Thailand Capital Markets Deal
Thai Beverage’s Bt77bn (US$2.3bn) seven-tranche offering made history as Thailand’s largest corporate bond, proving that South-East Asia’s biggest local bond market can support even the most audacious of acquisitions.
ThaiBev, rated AA by Tris, had already raised Bt50bn in March – equalling the biggest issue on record in the baht market. At the time, the company behind Thailand’s popular Chang beer had real scarcity value, selling its first bonds in almost 12 years to fund four acquisitions in Thailand and Myanmar, following a shopping spree to strengthen its leadership in Indochina’s alcohol and soft drinks markets.
Buoyed by the robust response, ThaiBev returned in September with plans to raise at least Bt70bn to refinance bridge loans taken to fund its US$4.8bn purchase of a 53.59% stake in Saigon Beer Alcohol Beverage Joint Stock Corporation in Vietnam.
Thai Beverage had high expectations of a similar reception, but the joint lead managers, reprising their roles from the March deal, immediately faced major challenges – not least worsening market conditions.
Thai government bond yields had surged. TGB yields for three and five years had increased 43bp–46bp in the six months since ThaiBev’s earlier issue, while the 10-year yield had risen around 20bp. Average credit spreads on corporate bonds rated AA had widened from 6bp to 12bp across the curve. Institutional investors also faced exposure limits, having taken big positions in the March deal.
ThaiBev had to expand its target investor base to maximise demand, tailoring a 3.5-year tranche for high-net-worth individuals, while a 10-year non-call five tranche was promoted to credit cooperatives, which liked the call option.
The issuer embarked on several one-on-one meetings with investors to sell the deal and explain its vision for growth.
To keep things manageable for the lead banks, the bookbuild took place in two parallel stages: ThaiBev placed a total of Bt56.14bn at tenors of two years four months, 3.5 years, five years, seven years and 10-year non-call five to institutional investors and HNWI; and sold another Bt11.6bn private placement in two and 10 years to only institutional investors.
The strategy of targeting HNWIs paid off, as individual investors were allocated over Bt25bn of bonds, up from just Bt1bn in March.
Final pricings of the bonds were 2.6% for the two-year tranche, 2.64% for the two-year four-month note, 3.2% for the 3.5-year note, 3.35% for the five-year piece, 3.62% for the seven-year tranche, 4.16% for the 10-year tranche and 4.16% for the 10-year non-call five.
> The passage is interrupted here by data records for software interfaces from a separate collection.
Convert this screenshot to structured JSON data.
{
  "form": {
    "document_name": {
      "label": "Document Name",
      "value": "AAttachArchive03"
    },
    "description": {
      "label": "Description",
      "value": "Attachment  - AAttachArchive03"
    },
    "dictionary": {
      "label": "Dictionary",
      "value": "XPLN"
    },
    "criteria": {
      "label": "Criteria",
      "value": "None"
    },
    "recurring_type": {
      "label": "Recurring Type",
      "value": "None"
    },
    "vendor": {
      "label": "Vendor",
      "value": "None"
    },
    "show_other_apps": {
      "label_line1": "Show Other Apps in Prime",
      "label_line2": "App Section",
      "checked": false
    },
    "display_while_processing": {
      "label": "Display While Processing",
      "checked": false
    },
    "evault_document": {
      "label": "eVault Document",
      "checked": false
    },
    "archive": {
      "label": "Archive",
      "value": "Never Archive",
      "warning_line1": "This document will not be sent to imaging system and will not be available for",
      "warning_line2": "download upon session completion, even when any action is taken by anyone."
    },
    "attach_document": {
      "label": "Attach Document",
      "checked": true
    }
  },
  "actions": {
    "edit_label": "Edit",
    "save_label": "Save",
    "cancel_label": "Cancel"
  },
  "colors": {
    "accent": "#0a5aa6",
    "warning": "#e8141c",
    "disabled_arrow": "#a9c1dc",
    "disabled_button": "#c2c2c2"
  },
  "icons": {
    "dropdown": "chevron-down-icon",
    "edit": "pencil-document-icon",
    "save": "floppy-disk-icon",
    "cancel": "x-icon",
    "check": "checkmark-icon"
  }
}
The blended financing cost was 3.42% with an average life of 5.24 years, in line with the issuer’s expectations.
Bangkok Bank, Bank of Ayudhya, Kasikornbank, Krungthai Bank, Phatra Securities, Siam Commercial Bank and Standard Chartered Bank were joint lead managers and underwriters.